##### Study material

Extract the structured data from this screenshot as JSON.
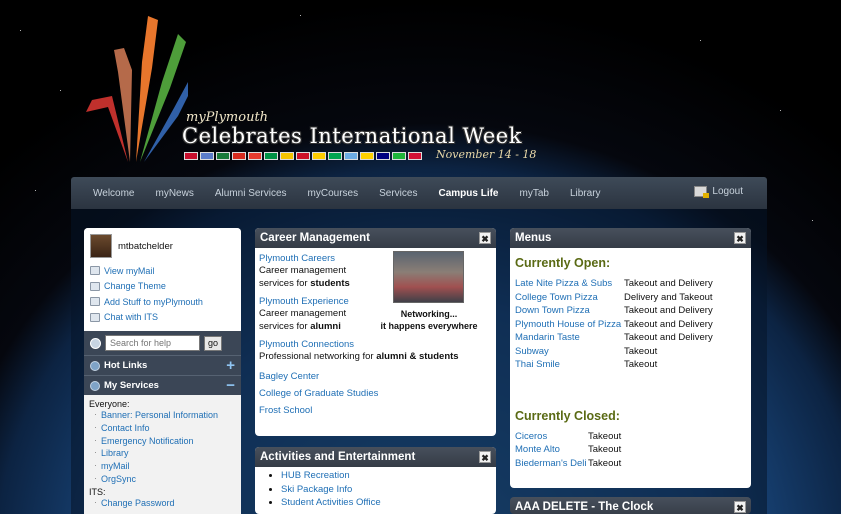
{
  "header": {
    "brand_small": "myPlymouth",
    "brand_big": "Celebrates International Week",
    "dates": "November 14 - 18",
    "flags": [
      "#c8102e",
      "#5b7cc9",
      "#1a7a3a",
      "#d52b1e",
      "#e63b2e",
      "#009246",
      "#f5c400",
      "#ce1126",
      "#ffcc00",
      "#00a550",
      "#6cace4",
      "#ffd100",
      "#000080",
      "#1eb53a",
      "#d21034"
    ]
  },
  "nav": {
    "items": [
      "Welcome",
      "myNews",
      "Alumni Services",
      "myCourses",
      "Services",
      "Campus Life",
      "myTab",
      "Library"
    ],
    "active": "Campus Life",
    "logout": "Logout"
  },
  "sidebar": {
    "username": "mtbatchelder",
    "links": [
      "View myMail",
      "Change Theme",
      "Add Stuff to myPlymouth",
      "Chat with ITS"
    ],
    "search_placeholder": "Search for help",
    "go_label": "go",
    "hot_links": "Hot Links",
    "my_services": "My Services",
    "groups": [
      {
        "label": "Everyone:",
        "items": [
          "Banner: Personal Information",
          "Contact Info",
          "Emergency Notification",
          "Library",
          "myMail",
          "OrgSync"
        ]
      },
      {
        "label": "ITS:",
        "items": [
          "Change Password"
        ]
      }
    ]
  },
  "career": {
    "title": "Career Management",
    "photo_caption_1": "Networking...",
    "photo_caption_2": "it happens everywhere",
    "careers_link": "Plymouth Careers",
    "careers_desc_1": "Career management",
    "careers_desc_2": "services for ",
    "careers_bold": "students",
    "experience_link": "Plymouth Experience",
    "experience_desc_1": "Career management",
    "experience_desc_2": "services for ",
    "experience_bold": "alumni",
    "connections_link": "Plymouth Connections",
    "connections_desc": "Professional networking for ",
    "connections_bold": "alumni & students",
    "bagley": "Bagley Center",
    "graduate": "College of Graduate Studies",
    "frost": "Frost School"
  },
  "activities": {
    "title": "Activities and Entertainment",
    "items": [
      "HUB Recreation",
      "Ski Package Info",
      "Student Activities Office"
    ]
  },
  "menus": {
    "title": "Menus",
    "open_heading": "Currently Open:",
    "open": [
      {
        "name": "Late Nite Pizza & Subs",
        "status": "Takeout and Delivery"
      },
      {
        "name": "College Town Pizza",
        "status": "Delivery and Takeout"
      },
      {
        "name": "Down Town Pizza",
        "status": "Takeout and Delivery"
      },
      {
        "name": "Plymouth House of Pizza",
        "status": "Takeout and Delivery"
      },
      {
        "name": "Mandarin Taste",
        "status": "Takeout and Delivery"
      },
      {
        "name": "Subway",
        "status": "Takeout"
      },
      {
        "name": "Thai Smile",
        "status": "Takeout"
      }
    ],
    "closed_heading": "Currently Closed:",
    "closed": [
      {
        "name": "Ciceros",
        "status": "Takeout"
      },
      {
        "name": "Monte Alto",
        "status": "Takeout"
      },
      {
        "name": "Biederman's Deli",
        "status": "Takeout"
      }
    ]
  },
  "clock": {
    "title": "AAA DELETE - The Clock"
  },
  "close_label": "✖"
}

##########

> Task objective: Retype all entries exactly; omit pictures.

> Solution:
Extract the structured data from this screenshot as JSON.
{
  "header": {
    "brand_small": "myPlymouth",
    "brand_big": "Celebrates International Week",
    "dates": "November 14 - 18",
    "flags": [
      "#c8102e",
      "#5b7cc9",
      "#1a7a3a",
      "#d52b1e",
      "#e63b2e",
      "#009246",
      "#f5c400",
      "#ce1126",
      "#ffcc00",
      "#00a550",
      "#6cace4",
      "#ffd100",
      "#000080",
      "#1eb53a",
      "#d21034"
    ]
  },
  "nav": {
    "items": [
      "Welcome",
      "myNews",
      "Alumni Services",
      "myCourses",
      "Services",
      "Campus Life",
      "myTab",
      "Library"
    ],
    "active": "Campus Life",
    "logout": "Logout"
  },
  "sidebar": {
    "username": "mtbatchelder",
    "links": [
      "View myMail",
      "Change Theme",
      "Add Stuff to myPlymouth",
      "Chat with ITS"
    ],
    "search_placeholder": "Search for help",
    "go_label": "go",
    "hot_links": "Hot Links",
    "my_services": "My Services",
    "groups": [
      {
        "label": "Everyone:",
        "items": [
          "Banner: Personal Information",
          "Contact Info",
          "Emergency Notification",
          "Library",
          "myMail",
          "OrgSync"
        ]
      },
      {
        "label": "ITS:",
        "items": [
          "Change Password"
        ]
      }
    ]
  },
  "career": {
    "title": "Career Management",
    "photo_caption_1": "Networking...",
    "photo_caption_2": "it happens everywhere",
    "careers_link": "Plymouth Careers",
    "careers_desc_1": "Career management",
    "careers_desc_2": "services for ",
    "careers_bold": "students",
    "experience_link": "Plymouth Experience",
    "experience_desc_1": "Career management",
    "experience_desc_2": "services for ",
    "experience_bold": "alumni",
    "connections_link": "Plymouth Connections",
    "connections_desc": "Professional networking for ",
    "connections_bold": "alumni & students",
    "bagley": "Bagley Center",
    "graduate": "College of Graduate Studies",
    "frost": "Frost School"
  },
  "activities": {
    "title": "Activities and Entertainment",
    "items": [
      "HUB Recreation",
      "Ski Package Info",
      "Student Activities Office"
    ]
  },
  "menus": {
    "title": "Menus",
    "open_heading": "Currently Open:",
    "open": [
      {
        "name": "Late Nite Pizza & Subs",
        "status": "Takeout and Delivery"
      },
      {
        "name": "College Town Pizza",
        "status": "Delivery and Takeout"
      },
      {
        "name": "Down Town Pizza",
        "status": "Takeout and Delivery"
      },
      {
        "name": "Plymouth House of Pizza",
        "status": "Takeout and Delivery"
      },
      {
        "name": "Mandarin Taste",
        "status": "Takeout and Delivery"
      },
      {
        "name": "Subway",
        "status": "Takeout"
      },
      {
        "name": "Thai Smile",
        "status": "Takeout"
      }
    ],
    "closed_heading": "Currently Closed:",
    "closed": [
      {
        "name": "Ciceros",
        "status": "Takeout"
      },
      {
        "name": "Monte Alto",
        "status": "Takeout"
      },
      {
        "name": "Biederman's Deli",
        "status": "Takeout"
      }
    ]
  },
  "clock": {
    "title": "AAA DELETE - The Clock"
  },
  "close_label": "✖"
}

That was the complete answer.